Aces on Bridge — Daily Columns

The Aces on Bridge: Tuesday, July 9th, 2013

Physicians are like kings — they brook no contradiction.

John Webster

North North
Neither ♠ Q 6 5 4 3
 A J 5
 K 7
♣ 10 6 2
West East
♠ 9 8
 Q 6 4
 A J 9 5 2
♣ K 9 3
♠ 10
 K 10 9 7 2
 Q 10 8 4
♣ J 8 5
♠ A K J 7 2
 8 3
 6 3
♣ A Q 7 4
South West North East
Pass Pass
1♠ 2 3 Dbl.
4♠ All pass    


There is a lot to be said for the idea that playing bridge against opponents you can trust (either to play well or badly!) makes your life considerably easier.

Today’s deal came up in the later stages of a national knockout competition, so it was logical for declarer to assume that his opponents would not have done something dramatically inferior in defense.

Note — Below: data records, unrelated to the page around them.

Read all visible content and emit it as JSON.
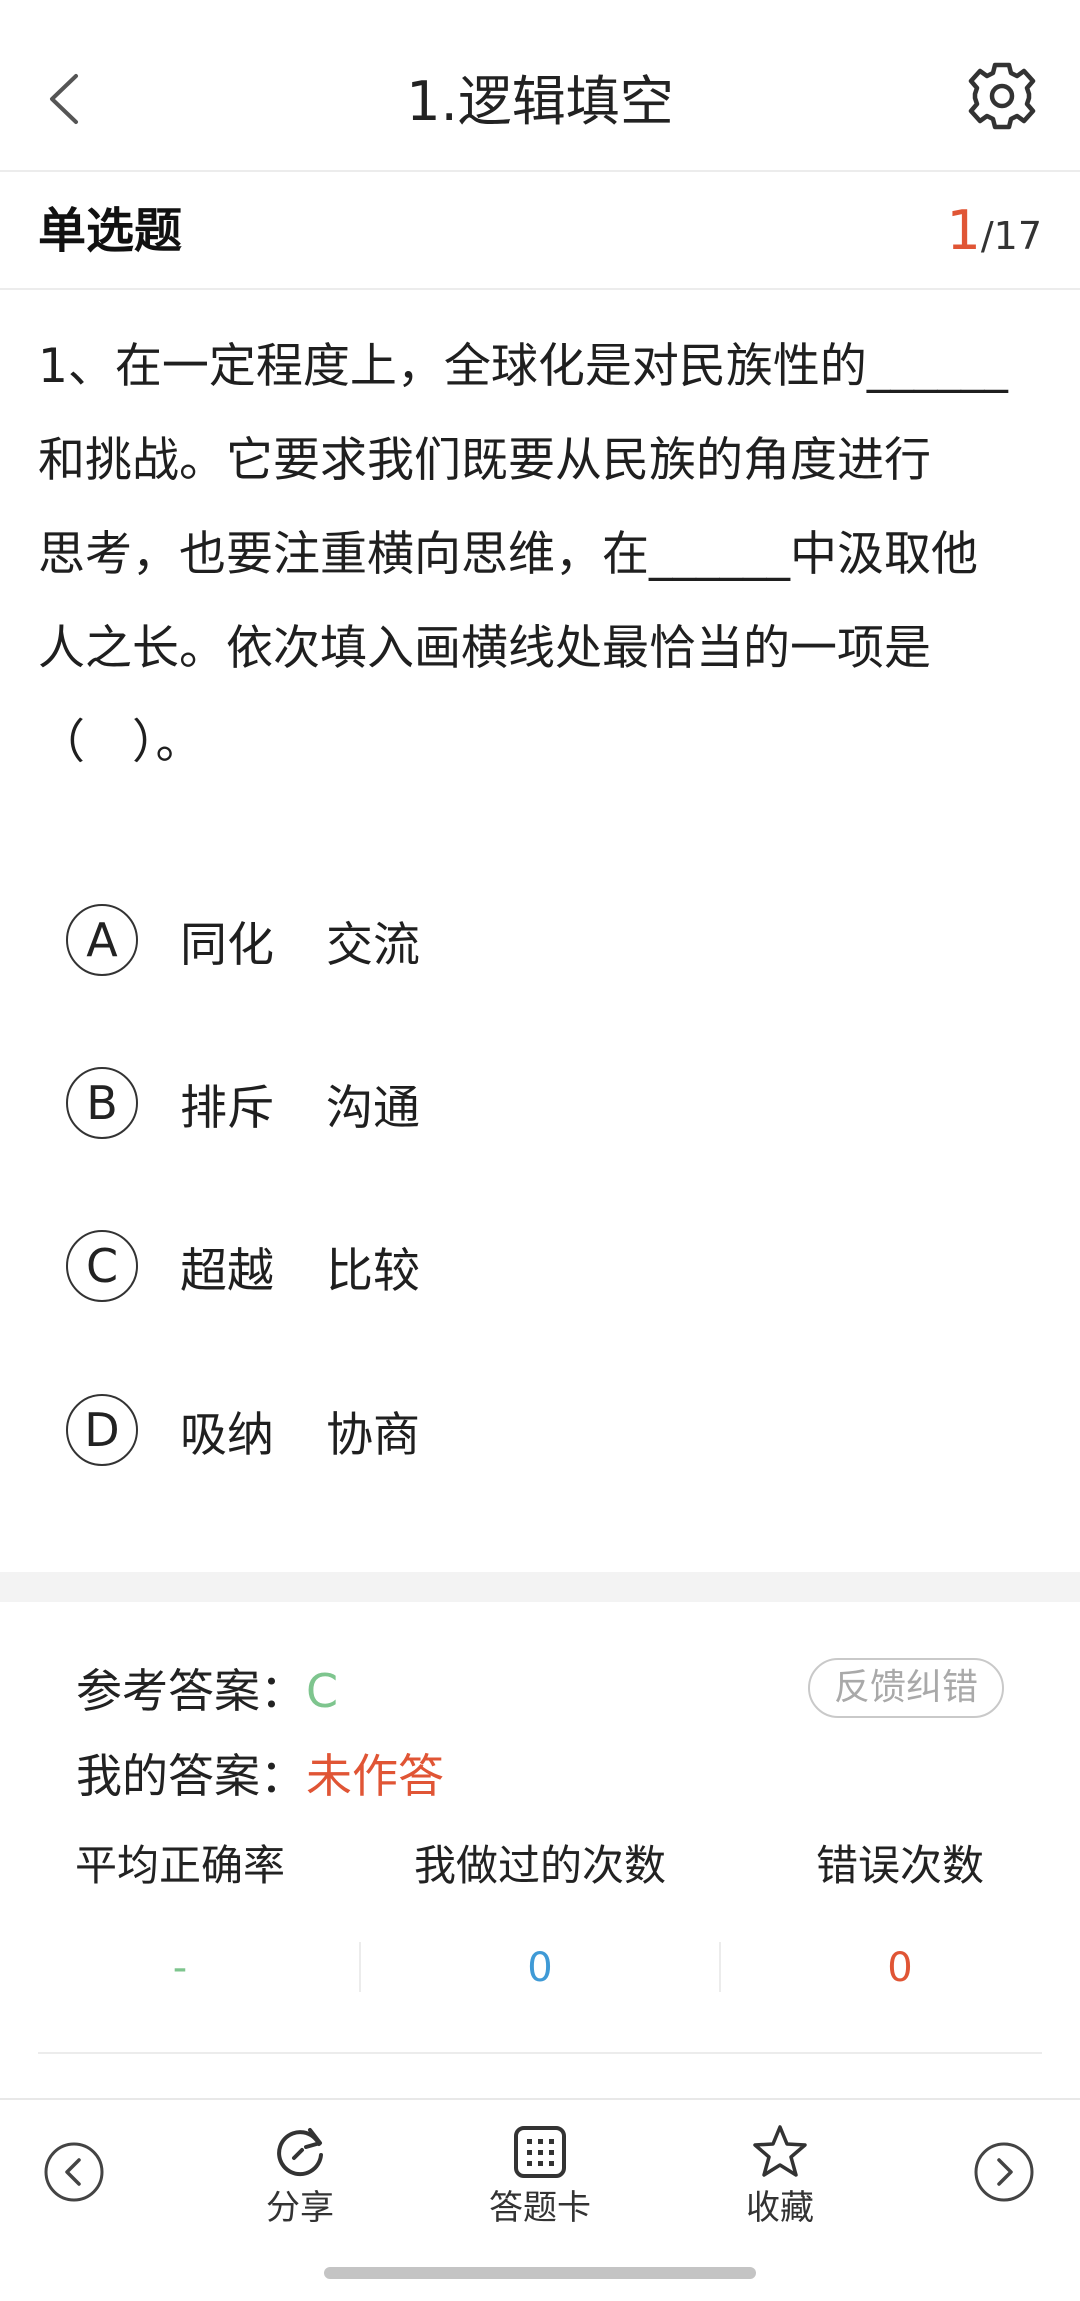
{
  "header": {
    "title": "1.逻辑填空"
  },
  "question_bar": {
    "type_label": "单选题",
    "current": "1",
    "total": "/17"
  },
  "question": {
    "line1": "1、在一定程度上，全球化是对民族性的______",
    "line2": "和挑战。它要求我们既要从民族的角度进行",
    "line3": "思考，也要注重横向思维，在______中汲取他",
    "line4": "人之长。依次填入画横线处最恰当的一项是",
    "line5": "（　）。"
  },
  "options": [
    {
      "letter": "A",
      "word1": "同化",
      "word2": "交流"
    },
    {
      "letter": "B",
      "word1": "排斥",
      "word2": "沟通"
    },
    {
      "letter": "C",
      "word1": "超越",
      "word2": "比较"
    },
    {
      "letter": "D",
      "word1": "吸纳",
      "word2": "协商"
    }
  ],
  "answer": {
    "ref_label": "参考答案：",
    "ref_value": "C",
    "my_label": "我的答案：",
    "my_value": "未作答",
    "feedback_label": "反馈纠错"
  },
  "stats": {
    "headers": [
      "平均正确率",
      "我做过的次数",
      "错误次数"
    ],
    "values": [
      "-",
      "0",
      "0"
    ],
    "colors": [
      "#7ec58e",
      "#3f9ad6",
      "#e05535"
    ]
  },
  "toolbar": {
    "share_label": "分享",
    "card_label": "答题卡",
    "fav_label": "收藏"
  },
  "icons": {
    "back": "chevron-left-icon",
    "settings": "gear-icon",
    "prev": "circle-chevron-left-icon",
    "next": "circle-chevron-right-icon",
    "share": "refresh-share-icon",
    "card": "grid-card-icon",
    "fav": "star-icon"
  }
}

Put yourself in South’s seat. You have reached four spades, and your chances do not seem so great on a low diamond lead, but when dummy’s diamond king holds, things look up. Also, you can tell that you are playing against resourceful opponents — just from the opening lead!

You draw two rounds of trump, ending in hand, and lead a heart to the jack and king. East cashes a diamond and returns the heart 10, on which West unblocks the queen. You ruff the last heart, cross to dummy in trumps, and lead a low club, intending to put in the seven. Naturally, East thwarts you by playing the club eight, so you try the queen, losing to the king. West returns a low club. What now?

Well, restricted choice might suggest playing low — but there is a much sounder argument for putting in the six, the winning play at the table. The reason? East, a fine player, would have broken up the endplay earlier on by shifting to a club when in with the heart king had he started with three small clubs.

Let's talk about the art and science of overcalling. Although I strongly advocate keeping your two-level overcalls up to strength, preferably on six-card suits, I am equally strongly in favor of overcalling at the one-level when given the chance. That means bidding when I have values, or a chunky suit, regardless of vulnerability. Yes, we'd all prefer better spades, but beggars cannot be choosers.


♠ Q 6 5 4 3
 A J 5
 K 7
♣ 10 6 2
South West North East

For details of Bobby Wolff’s autobiography, The Lone Wolff, contact If you would like to contact Bobby Wolff, please leave a comment at this blog. Reproduced with permission of United Feature Syndicate, Inc., Copyright 2013. If you are interested in reprinting The Aces on Bridge column, contact


Iain ClimieJuly 23rd, 2013 at 4:00 pm

Hi Bobby,

A quick minor question on East’s dbl today on the column hand. Is it really sensible as it could induce partner to lead round to DKx or even stiff K with south? I wonder whether such doubles should always have the Ace or King to be useful, and whether they should guarantee length. If East had DKx in such a case West would be very happy to lead a small diamond.



Bobby WolffJuly 23rd, 2013 at 4:56 pm

Hi Iain,

Again, you are, at least from my judgment, on target.

East’s diamond interest should be in the form of bidding 4 diamonds instead of doubling, which, in turn, should be, as you say, more lead directing than offensive oriented.

It may also be of interest that while NS are scoring up their game EW, in spite of West’s rather minimum overcall (and that is being charitable) will still probably take 9 tricks, making a 5 diamond sacrifice a profitable venture over the result obtained.

Of course, securing a diamond lead when partner might hold only the KJxxx may be worth it, but bridge, being the game it is, with poisoned flowers growing everywhere, definitely needs at least, some discipline.

So, perhaps your minor question possibly has provoked a question which most aspiring partnerships should want to discuss.

Thanks, mightily, for that.